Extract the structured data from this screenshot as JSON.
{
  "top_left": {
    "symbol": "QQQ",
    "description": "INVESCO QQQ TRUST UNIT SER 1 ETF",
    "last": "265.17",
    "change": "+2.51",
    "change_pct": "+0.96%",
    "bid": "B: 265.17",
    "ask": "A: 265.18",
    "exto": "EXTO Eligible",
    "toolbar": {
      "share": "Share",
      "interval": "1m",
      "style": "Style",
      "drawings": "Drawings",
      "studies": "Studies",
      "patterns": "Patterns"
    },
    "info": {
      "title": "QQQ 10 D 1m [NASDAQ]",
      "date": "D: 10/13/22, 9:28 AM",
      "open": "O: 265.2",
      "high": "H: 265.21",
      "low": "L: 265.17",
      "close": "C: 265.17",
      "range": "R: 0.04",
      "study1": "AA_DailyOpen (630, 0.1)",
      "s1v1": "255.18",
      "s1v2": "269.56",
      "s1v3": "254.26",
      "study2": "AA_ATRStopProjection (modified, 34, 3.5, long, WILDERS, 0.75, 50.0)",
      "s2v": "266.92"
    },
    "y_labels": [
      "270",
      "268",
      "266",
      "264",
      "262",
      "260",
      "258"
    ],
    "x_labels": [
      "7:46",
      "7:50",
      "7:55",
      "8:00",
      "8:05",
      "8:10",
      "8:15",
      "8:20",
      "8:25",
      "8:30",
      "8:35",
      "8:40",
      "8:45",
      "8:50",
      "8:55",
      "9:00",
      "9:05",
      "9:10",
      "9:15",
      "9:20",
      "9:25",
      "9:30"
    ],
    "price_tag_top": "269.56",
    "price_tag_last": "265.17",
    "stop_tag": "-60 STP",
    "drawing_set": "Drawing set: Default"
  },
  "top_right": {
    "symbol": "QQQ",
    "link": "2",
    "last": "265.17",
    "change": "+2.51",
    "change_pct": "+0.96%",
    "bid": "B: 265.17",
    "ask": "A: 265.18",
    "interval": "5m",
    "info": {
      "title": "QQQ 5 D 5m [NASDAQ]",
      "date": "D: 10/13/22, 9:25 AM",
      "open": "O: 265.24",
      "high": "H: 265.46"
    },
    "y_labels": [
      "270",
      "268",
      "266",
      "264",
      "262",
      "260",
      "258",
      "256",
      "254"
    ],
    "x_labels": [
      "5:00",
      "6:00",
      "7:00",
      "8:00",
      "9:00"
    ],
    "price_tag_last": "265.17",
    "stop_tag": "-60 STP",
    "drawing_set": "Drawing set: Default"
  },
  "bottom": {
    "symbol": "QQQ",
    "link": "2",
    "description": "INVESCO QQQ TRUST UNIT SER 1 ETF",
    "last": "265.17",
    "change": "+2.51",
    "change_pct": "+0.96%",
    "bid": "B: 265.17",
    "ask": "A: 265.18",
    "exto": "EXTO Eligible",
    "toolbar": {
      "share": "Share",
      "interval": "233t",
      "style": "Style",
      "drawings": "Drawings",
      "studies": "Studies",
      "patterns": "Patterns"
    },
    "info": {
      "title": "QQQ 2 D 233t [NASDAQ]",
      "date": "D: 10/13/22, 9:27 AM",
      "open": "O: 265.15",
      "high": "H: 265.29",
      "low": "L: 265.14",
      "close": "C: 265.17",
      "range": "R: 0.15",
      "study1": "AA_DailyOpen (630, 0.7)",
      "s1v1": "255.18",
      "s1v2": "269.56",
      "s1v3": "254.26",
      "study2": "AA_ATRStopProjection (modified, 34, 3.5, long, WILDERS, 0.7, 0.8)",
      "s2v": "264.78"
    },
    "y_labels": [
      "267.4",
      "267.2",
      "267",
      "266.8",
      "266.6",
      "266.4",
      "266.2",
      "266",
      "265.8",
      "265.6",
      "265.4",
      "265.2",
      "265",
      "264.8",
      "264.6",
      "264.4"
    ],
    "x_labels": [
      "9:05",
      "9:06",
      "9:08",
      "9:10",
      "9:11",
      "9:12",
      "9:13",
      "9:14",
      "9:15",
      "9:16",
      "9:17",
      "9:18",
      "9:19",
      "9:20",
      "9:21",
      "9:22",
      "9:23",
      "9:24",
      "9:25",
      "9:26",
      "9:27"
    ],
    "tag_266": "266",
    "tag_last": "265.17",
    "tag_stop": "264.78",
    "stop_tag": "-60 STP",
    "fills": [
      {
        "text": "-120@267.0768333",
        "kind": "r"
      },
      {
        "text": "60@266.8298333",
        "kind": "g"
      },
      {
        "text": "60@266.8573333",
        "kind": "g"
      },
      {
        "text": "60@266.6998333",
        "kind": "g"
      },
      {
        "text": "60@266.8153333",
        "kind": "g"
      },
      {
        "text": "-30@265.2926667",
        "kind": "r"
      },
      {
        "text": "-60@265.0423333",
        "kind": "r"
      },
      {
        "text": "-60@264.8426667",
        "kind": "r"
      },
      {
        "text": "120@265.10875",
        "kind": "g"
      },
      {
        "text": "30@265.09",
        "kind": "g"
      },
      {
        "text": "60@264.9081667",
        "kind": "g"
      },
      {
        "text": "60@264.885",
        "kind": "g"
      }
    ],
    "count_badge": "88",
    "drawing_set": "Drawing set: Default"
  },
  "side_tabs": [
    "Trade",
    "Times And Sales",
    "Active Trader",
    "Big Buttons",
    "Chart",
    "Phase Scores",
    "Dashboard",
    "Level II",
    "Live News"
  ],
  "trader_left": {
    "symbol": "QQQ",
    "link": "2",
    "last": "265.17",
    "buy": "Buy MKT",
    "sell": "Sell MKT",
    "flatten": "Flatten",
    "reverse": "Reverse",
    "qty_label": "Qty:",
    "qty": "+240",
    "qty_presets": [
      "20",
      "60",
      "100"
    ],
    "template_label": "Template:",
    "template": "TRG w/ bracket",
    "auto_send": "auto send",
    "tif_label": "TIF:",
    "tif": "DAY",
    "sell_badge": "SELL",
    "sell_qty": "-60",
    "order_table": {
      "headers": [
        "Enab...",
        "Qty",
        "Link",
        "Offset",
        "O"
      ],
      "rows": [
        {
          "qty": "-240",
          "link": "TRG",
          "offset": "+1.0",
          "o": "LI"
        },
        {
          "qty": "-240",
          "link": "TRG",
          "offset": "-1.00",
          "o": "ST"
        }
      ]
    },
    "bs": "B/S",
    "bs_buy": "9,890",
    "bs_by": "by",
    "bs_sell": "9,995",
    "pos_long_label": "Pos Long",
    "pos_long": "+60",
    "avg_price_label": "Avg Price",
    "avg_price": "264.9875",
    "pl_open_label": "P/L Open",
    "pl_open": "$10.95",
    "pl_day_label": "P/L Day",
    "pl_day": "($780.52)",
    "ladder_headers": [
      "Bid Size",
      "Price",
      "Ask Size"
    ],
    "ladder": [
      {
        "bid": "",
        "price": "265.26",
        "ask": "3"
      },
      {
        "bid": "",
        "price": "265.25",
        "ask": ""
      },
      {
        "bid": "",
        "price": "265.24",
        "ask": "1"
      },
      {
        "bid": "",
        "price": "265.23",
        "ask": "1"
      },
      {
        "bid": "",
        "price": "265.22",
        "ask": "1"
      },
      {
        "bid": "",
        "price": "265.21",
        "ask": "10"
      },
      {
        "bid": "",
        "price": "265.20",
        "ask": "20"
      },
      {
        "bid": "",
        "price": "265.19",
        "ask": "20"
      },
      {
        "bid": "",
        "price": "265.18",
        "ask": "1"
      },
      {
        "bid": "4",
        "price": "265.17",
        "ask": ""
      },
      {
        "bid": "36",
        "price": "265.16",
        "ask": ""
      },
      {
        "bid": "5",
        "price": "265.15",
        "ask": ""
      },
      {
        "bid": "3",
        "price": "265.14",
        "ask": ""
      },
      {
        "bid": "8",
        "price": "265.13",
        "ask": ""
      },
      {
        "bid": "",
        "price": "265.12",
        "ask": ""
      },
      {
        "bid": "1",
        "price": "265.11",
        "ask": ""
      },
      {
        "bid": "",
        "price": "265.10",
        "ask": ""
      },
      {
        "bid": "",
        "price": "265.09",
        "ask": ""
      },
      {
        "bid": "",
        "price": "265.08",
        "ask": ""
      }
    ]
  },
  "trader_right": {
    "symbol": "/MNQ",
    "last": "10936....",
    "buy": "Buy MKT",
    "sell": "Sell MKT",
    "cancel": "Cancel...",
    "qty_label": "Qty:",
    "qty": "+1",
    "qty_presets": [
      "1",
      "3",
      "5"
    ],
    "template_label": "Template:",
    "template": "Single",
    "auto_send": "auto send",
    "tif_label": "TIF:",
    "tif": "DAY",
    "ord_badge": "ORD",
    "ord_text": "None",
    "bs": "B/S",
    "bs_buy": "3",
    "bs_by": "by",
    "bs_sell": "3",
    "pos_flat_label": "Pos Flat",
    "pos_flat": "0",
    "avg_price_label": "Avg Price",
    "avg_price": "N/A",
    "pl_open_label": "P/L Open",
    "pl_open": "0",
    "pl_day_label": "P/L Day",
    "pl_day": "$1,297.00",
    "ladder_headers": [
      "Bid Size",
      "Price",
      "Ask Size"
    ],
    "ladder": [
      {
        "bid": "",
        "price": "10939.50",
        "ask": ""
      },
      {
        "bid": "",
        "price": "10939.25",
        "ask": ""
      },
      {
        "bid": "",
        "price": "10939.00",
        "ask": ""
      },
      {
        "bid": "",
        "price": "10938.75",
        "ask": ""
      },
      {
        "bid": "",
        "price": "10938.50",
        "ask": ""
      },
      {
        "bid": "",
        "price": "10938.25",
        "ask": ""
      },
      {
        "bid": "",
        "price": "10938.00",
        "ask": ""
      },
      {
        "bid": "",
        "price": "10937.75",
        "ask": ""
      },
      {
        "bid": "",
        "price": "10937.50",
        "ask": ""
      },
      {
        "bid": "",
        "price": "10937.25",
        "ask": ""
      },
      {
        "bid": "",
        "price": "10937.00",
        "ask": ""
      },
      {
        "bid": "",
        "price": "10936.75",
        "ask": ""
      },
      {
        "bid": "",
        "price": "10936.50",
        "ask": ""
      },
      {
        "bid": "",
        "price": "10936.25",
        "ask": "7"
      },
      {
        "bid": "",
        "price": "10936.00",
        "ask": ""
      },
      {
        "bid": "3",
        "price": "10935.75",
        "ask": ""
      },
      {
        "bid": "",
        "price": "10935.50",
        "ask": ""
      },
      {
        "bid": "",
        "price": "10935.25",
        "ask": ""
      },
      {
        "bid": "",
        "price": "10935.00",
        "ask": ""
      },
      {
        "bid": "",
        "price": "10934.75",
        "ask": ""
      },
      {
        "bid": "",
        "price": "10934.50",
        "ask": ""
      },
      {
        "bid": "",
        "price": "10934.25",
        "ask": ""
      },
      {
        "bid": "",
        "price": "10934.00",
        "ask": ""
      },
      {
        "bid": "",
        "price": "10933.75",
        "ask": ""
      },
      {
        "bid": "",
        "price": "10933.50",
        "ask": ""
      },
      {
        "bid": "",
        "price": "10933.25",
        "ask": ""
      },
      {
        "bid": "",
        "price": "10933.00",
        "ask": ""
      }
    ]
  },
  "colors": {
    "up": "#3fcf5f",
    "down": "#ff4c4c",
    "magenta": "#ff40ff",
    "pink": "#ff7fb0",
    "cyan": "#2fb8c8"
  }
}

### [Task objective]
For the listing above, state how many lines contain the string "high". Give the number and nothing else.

### [Answer to the problem]
3